BEGIN Supplied data

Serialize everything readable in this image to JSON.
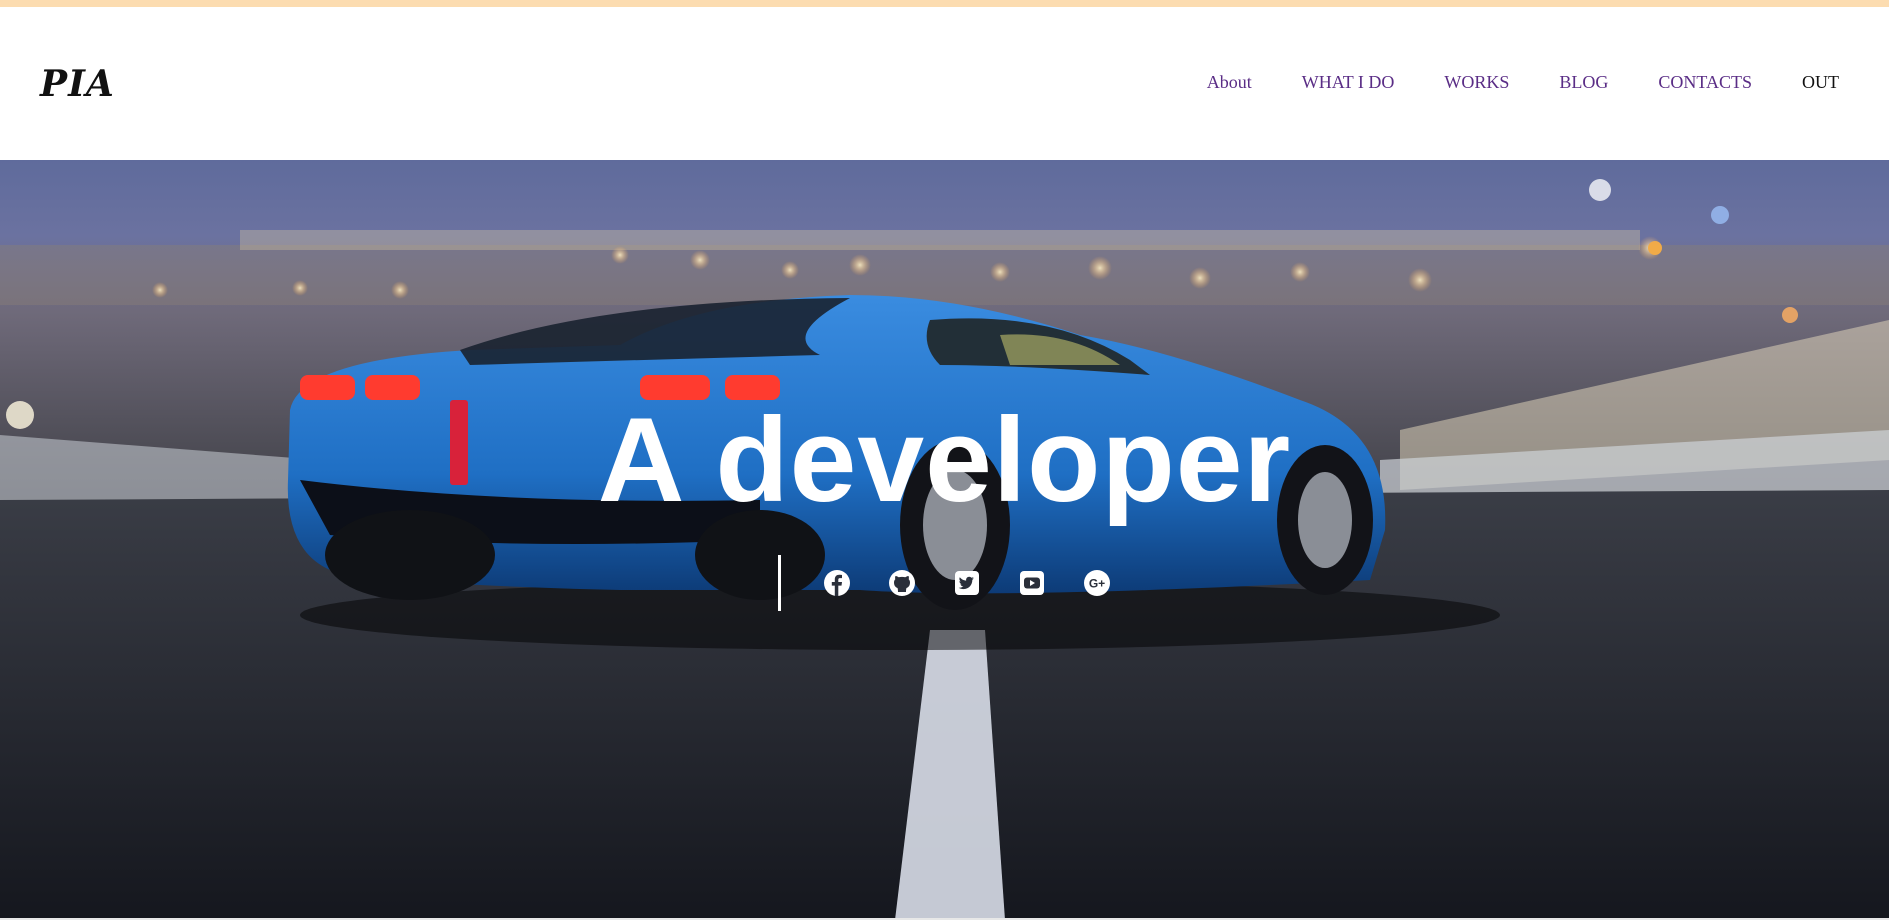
{
  "header": {
    "logo": "PIA",
    "nav": [
      {
        "label": "About"
      },
      {
        "label": "WHAT I DO"
      },
      {
        "label": "WORKS"
      },
      {
        "label": "BLOG"
      },
      {
        "label": "CONTACTS"
      },
      {
        "label": "OUT"
      }
    ]
  },
  "hero": {
    "title": "A developer",
    "social_icons": [
      "facebook-icon",
      "github-icon",
      "twitter-icon",
      "youtube-icon",
      "google-plus-icon"
    ]
  },
  "colors": {
    "nav_link": "#5a2d86",
    "top_strip": "#fcdcb0",
    "car_body": "#1f6fc4"
  }
}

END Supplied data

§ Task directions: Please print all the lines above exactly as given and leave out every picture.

§ Result below:
Serialize everything readable in this image to JSON.
{
  "header": {
    "logo": "PIA",
    "nav": [
      {
        "label": "About"
      },
      {
        "label": "WHAT I DO"
      },
      {
        "label": "WORKS"
      },
      {
        "label": "BLOG"
      },
      {
        "label": "CONTACTS"
      },
      {
        "label": "OUT"
      }
    ]
  },
  "hero": {
    "title": "A developer",
    "social_icons": [
      "facebook-icon",
      "github-icon",
      "twitter-icon",
      "youtube-icon",
      "google-plus-icon"
    ]
  },
  "colors": {
    "nav_link": "#5a2d86",
    "top_strip": "#fcdcb0",
    "car_body": "#1f6fc4"
  }
}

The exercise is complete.